While on the tour, here are some questions you should ask and observations you should note:
- Question: How many classrooms do you have?
Observation: Were most classrooms being taught or were students engaged in group projects or working on their own? It's a good idea to keep track. It isn't important that a teacher always teaches; likewise, you don't want in-class projects or group work to be the standard teaching method.
- Question: What is the average number of students per class?
Observation: How is the classroom set-up? Is it conducive for teaching?
- Question: What facilities do you have, above and beyond the usual?
Observation: Are the buildings, classrooms, blackboards, gym look clean and well-maintained? While this isn't necessary important for a good education, the way a school is kept speaks volumes on school pride. The school should feel warm and inviting, with student displays and obvious signs of student participation.
- Question: What extra-curricular activities do you offer? And are students and teachers actively involved?
Observation: Depending on the needs of your child, importance of activities can range from crucial to "nice to have". Ask specifically about the activities your child likes to do and note what kind of activities your tour leader emphasizes.
- Question: Can you provide me with a copy of the school's curriculum?
Observation: Is it a well-rounded curriculum? What are the optional classes? Does the school provide more classes in particular areas than in others? Is there an art program? A music program? How much time do the students spend exercising? Is there an online component? If so, how much of the curriculum is taught this way?

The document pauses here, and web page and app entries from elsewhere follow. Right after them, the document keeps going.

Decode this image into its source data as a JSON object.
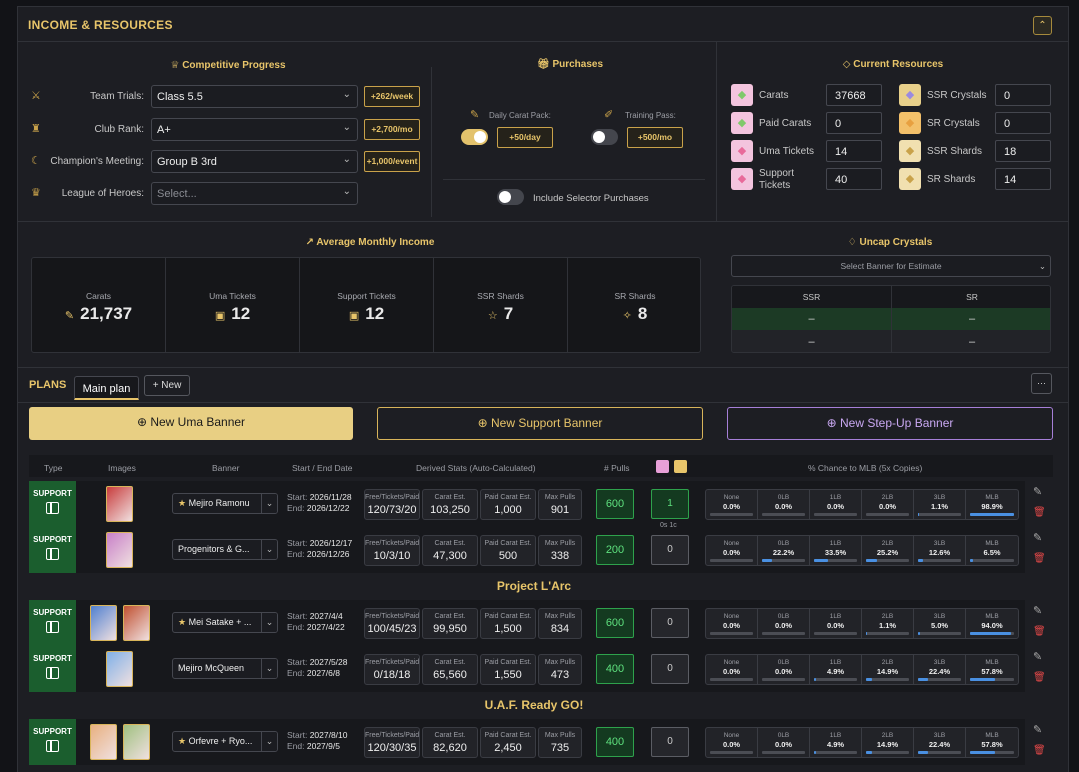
{
  "section": {
    "title": "INCOME & RESOURCES",
    "collapse_icon": "chevron-up-icon"
  },
  "competitive": {
    "title": "Competitive Progress",
    "rows": [
      {
        "label": "Team Trials:",
        "value": "Class 5.5",
        "badge": "+262/week",
        "icon": "sword-icon"
      },
      {
        "label": "Club Rank:",
        "value": "A+",
        "badge": "+2,700/mo",
        "icon": "club-icon"
      },
      {
        "label": "Champion's Meeting:",
        "value": "Group B 3rd",
        "badge": "+1,000/event",
        "icon": "moon-icon"
      },
      {
        "label": "League of Heroes:",
        "value": "",
        "placeholder": "Select...",
        "icon": "crown-icon"
      }
    ]
  },
  "purchases": {
    "title": "Purchases",
    "daily": {
      "label": "Daily Carat Pack:",
      "badge": "+50/day",
      "on": true
    },
    "training": {
      "label": "Training Pass:",
      "badge": "+500/mo",
      "on": false
    },
    "selector": {
      "label": "Include Selector Purchases",
      "on": false
    }
  },
  "resources": {
    "title": "Current Resources",
    "items": [
      {
        "label": "Carats",
        "value": "37668"
      },
      {
        "label": "Paid Carats",
        "value": "0"
      },
      {
        "label": "Uma Tickets",
        "value": "14"
      },
      {
        "label": "Support Tickets",
        "value": "40"
      },
      {
        "label": "SSR Crystals",
        "value": "0"
      },
      {
        "label": "SR Crystals",
        "value": "0"
      },
      {
        "label": "SSR Shards",
        "value": "18"
      },
      {
        "label": "SR Shards",
        "value": "14"
      }
    ]
  },
  "avg": {
    "title": "Average Monthly Income",
    "cells": [
      {
        "label": "Carats",
        "value": "21,737",
        "icon": "✎"
      },
      {
        "label": "Uma Tickets",
        "value": "12",
        "icon": "▣"
      },
      {
        "label": "Support Tickets",
        "value": "12",
        "icon": "▣"
      },
      {
        "label": "SSR Shards",
        "value": "7",
        "icon": "☆"
      },
      {
        "label": "SR Shards",
        "value": "8",
        "icon": "✧"
      }
    ]
  },
  "uncap": {
    "title": "Uncap Crystals",
    "select_placeholder": "Select Banner for Estimate",
    "cols": [
      "SSR",
      "SR"
    ],
    "rows": [
      [
        "–",
        "–"
      ],
      [
        "–",
        "–"
      ]
    ]
  },
  "plans": {
    "title": "PLANS",
    "tabs": [
      "Main plan"
    ],
    "new_tab": "+ New",
    "more": "···"
  },
  "buttons": {
    "uma": "⊕ New Uma Banner",
    "support": "⊕ New Support Banner",
    "stepup": "⊕ New Step-Up Banner"
  },
  "table_headers": {
    "type": "Type",
    "images": "Images",
    "banner": "Banner",
    "dates": "Start / End Date",
    "derived": "Derived Stats (Auto-Calculated)",
    "pulls": "# Pulls",
    "mlb": "% Chance to MLB (5x Copies)"
  },
  "stat_labels": [
    "Free/Tickets/Paid",
    "Carat Est.",
    "Paid Carat Est.",
    "Max Pulls"
  ],
  "mlb_labels": [
    "None",
    "0LB",
    "1LB",
    "2LB",
    "3LB",
    "MLB"
  ],
  "type_label": "SUPPORT",
  "start_label": "Start:",
  "end_label": "End:",
  "crystal_note": "0s 1c",
  "rows": [
    {
      "banner": "Mejiro Ramonu",
      "star": true,
      "start": "2026/11/28",
      "end": "2026/12/22",
      "ftp": "120/73/20",
      "carat": "103,250",
      "paid": "1,000",
      "max": "901",
      "pulls": "600",
      "crys": "1",
      "mlb": [
        "0.0%",
        "0.0%",
        "0.0%",
        "0.0%",
        "1.1%",
        "98.9%"
      ],
      "fill": [
        0,
        0,
        0,
        0,
        1.1,
        98.9
      ]
    },
    {
      "banner": "Progenitors & G...",
      "star": false,
      "start": "2026/12/17",
      "end": "2026/12/26",
      "ftp": "10/3/10",
      "carat": "47,300",
      "paid": "500",
      "max": "338",
      "pulls": "200",
      "crys": "0",
      "mlb": [
        "0.0%",
        "22.2%",
        "33.5%",
        "25.2%",
        "12.6%",
        "6.5%"
      ],
      "fill": [
        0,
        22.2,
        33.5,
        25.2,
        12.6,
        6.5
      ]
    },
    {
      "banner": "Mei Satake + ...",
      "star": true,
      "start": "2027/4/4",
      "end": "2027/4/22",
      "ftp": "100/45/23",
      "carat": "99,950",
      "paid": "1,500",
      "max": "834",
      "pulls": "600",
      "crys": "0",
      "mlb": [
        "0.0%",
        "0.0%",
        "0.0%",
        "1.1%",
        "5.0%",
        "94.0%"
      ],
      "fill": [
        0,
        0,
        0,
        1.1,
        5,
        94
      ]
    },
    {
      "banner": "Mejiro McQueen",
      "star": false,
      "start": "2027/5/28",
      "end": "2027/6/8",
      "ftp": "0/18/18",
      "carat": "65,560",
      "paid": "1,550",
      "max": "473",
      "pulls": "400",
      "crys": "0",
      "mlb": [
        "0.0%",
        "0.0%",
        "4.9%",
        "14.9%",
        "22.4%",
        "57.8%"
      ],
      "fill": [
        0,
        0,
        4.9,
        14.9,
        22.4,
        57.8
      ]
    },
    {
      "banner": "Orfevre + Ryo...",
      "star": true,
      "start": "2027/8/10",
      "end": "2027/9/5",
      "ftp": "120/30/35",
      "carat": "82,620",
      "paid": "2,450",
      "max": "735",
      "pulls": "400",
      "crys": "0",
      "mlb": [
        "0.0%",
        "0.0%",
        "4.9%",
        "14.9%",
        "22.4%",
        "57.8%"
      ],
      "fill": [
        0,
        0,
        4.9,
        14.9,
        22.4,
        57.8
      ]
    }
  ],
  "groups": [
    "Project L'Arc",
    "U.A.F. Ready GO!"
  ],
  "colors": {
    "accent": "#e8c56a",
    "green": "#1b5e2e",
    "purple": "#b388e8"
  }
}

- Question: What is the school's approach to reading, writing and math?
Observation: Is there an overall approach to teaching these subjects? How structured is the curriculum or are the teachers allowed to teach what they feel is important? Are students encouraged to participate?
Ask specifically for a list of books being used by your child's current grade. Is it challenging enough or too challenging? Make sure you obtain a list for the core subject areas so you can do some research after the tour.
- Question: What kind of supportive equipment do you have and is it readily available for each class?
Observation: Does the school have televisions, VCRs, computers and other media tools to assist in the classroom? Will your child have access to a computer and if so, how often and is your child monitored?